The plot is pure cliché from start to finish. A war between two nations leads one of them to invade another's territory in search of a mineral that can make all the difference in the end. And these poor, innocent people are subjected to the oppression and destruction of their country and home. Later, the existence of an extinct tribe called the 'Valkyrur', which gives the game its title, is discovered. However, the story leading up to the final battle doesn't add anything new. In terms of gameplay, the management of units and weapons is very simple. What is Valkyria Chronicles good at? It avoids falling into the stereotypes that characterise this type of story and creates a tactical JRPG that is more dynamic and closer to XCOM than the chess-like strategic gameplay of its counterparts.

First and foremost, the game opts for anime-style designs that fit perfectly with the saga's unique artistic style. The characters are genuinely charismatic, avoiding the need to push archetypes to the limit and cheap fanservice, which in later entries becomes more disgusting, especially considering how this first instalment struggles to give coherence to all these elements. The general tone of the fable revolves around peace and the legacy we leave to future generations, making a clear anti-war statement. At times, however, this message comes across as too soft. Nevertheless, the story remains entertaining, and the ending is very satisfying. It is impossible not to wish the Welkin/Alice couple happiness forever.

Secondly, the 'BLiTZ' system is about bringing tactical role-playing into real time. We control a certain number of units that are free to move around the map. Once we select a unit, we are exposed to enemy counterattacks until we decide to launch an attack or take cover behind a pile of sandbags. Each unit belongs to a specific class and, in addition to carrying different weapons, has a specific purpose: scouts are highly mobile units, but very weak against artillery; shock troopers have limited mobility, but are very tough units; lancers are key units for destroying tanks, and snipers take out enemies from a distance.

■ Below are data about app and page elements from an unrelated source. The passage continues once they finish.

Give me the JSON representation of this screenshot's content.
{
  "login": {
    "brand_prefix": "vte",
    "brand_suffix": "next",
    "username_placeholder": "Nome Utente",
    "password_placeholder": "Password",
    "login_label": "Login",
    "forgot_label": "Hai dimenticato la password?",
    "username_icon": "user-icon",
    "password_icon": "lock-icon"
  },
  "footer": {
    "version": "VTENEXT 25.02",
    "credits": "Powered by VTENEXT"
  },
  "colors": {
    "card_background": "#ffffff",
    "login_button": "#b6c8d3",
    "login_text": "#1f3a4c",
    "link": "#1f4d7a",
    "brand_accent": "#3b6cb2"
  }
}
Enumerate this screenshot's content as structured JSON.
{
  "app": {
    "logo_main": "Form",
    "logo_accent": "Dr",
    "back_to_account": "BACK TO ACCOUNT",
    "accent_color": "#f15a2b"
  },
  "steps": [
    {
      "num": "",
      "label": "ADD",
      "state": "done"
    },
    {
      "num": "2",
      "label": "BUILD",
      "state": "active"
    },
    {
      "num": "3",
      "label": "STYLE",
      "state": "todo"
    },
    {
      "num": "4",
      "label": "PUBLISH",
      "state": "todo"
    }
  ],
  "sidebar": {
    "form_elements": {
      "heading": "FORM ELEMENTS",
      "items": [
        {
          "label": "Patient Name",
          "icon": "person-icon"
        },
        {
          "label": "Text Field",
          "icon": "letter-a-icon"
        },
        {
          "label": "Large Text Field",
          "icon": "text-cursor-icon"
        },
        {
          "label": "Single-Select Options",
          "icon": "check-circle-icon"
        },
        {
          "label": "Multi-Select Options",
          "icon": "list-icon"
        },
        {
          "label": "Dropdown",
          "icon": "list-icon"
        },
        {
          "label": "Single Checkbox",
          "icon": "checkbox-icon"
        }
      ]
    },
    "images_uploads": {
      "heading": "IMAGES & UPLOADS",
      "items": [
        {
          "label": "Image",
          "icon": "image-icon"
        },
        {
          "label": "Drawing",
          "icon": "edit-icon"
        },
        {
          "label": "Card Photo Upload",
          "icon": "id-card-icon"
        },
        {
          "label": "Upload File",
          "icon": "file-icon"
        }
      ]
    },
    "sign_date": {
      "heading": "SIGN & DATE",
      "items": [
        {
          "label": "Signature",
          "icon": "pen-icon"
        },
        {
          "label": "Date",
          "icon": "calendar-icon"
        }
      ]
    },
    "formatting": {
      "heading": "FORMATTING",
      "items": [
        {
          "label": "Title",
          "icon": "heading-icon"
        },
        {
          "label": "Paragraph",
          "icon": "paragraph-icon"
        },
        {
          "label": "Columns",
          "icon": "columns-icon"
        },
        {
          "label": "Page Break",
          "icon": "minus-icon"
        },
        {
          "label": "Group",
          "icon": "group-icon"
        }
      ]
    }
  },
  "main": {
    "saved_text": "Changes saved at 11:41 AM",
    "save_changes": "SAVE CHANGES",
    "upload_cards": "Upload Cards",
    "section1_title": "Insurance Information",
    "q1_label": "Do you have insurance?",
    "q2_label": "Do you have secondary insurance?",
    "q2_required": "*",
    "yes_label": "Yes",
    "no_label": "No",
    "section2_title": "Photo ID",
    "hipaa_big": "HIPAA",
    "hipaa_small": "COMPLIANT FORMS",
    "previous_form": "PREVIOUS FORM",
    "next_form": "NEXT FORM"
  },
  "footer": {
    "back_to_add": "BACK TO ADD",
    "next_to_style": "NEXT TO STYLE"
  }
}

Welkin, aboard the Edelweiss tank, has the power to issue orders that increase the stats of our units. It feels great to move around the map. It's a shame that if you're clever or on your second run, you can take Alicia, give her some orders, take advantage of her invincibility, capture the enemy base, and get an S-rank on the third turn. Also, some maps are too unfair, with constant ambushes in situations where you are completely exposed. Worst of all is the way the game rewards you based on the number of turns it takes to complete the mission you are given. It's not important to defeat all the enemy units or avoid losing allies. The important thing is to get there quickly and straight.

Although the issues described are minor and do not significantly detract from the overall experience, they are the nuances that separate a good game from an excellent one. Valkyria Chronicles deserves recognition as one of the best JRPGs of its time. The saga has four parts. The sequels have been spread across portable and home systems. It is never too late to remember this heartwarming tale. A story carefully crafted during a turbulent time for Japanese video games.

Anime WW2 where anime hitler orders anime nazis to conduct an anime genocide on anime jews.

Awesome!
Great gameplay mechanics.

This game is bullshit until you realize you can break the game by using the secret arts of Alicia+Defense boost+Evade boost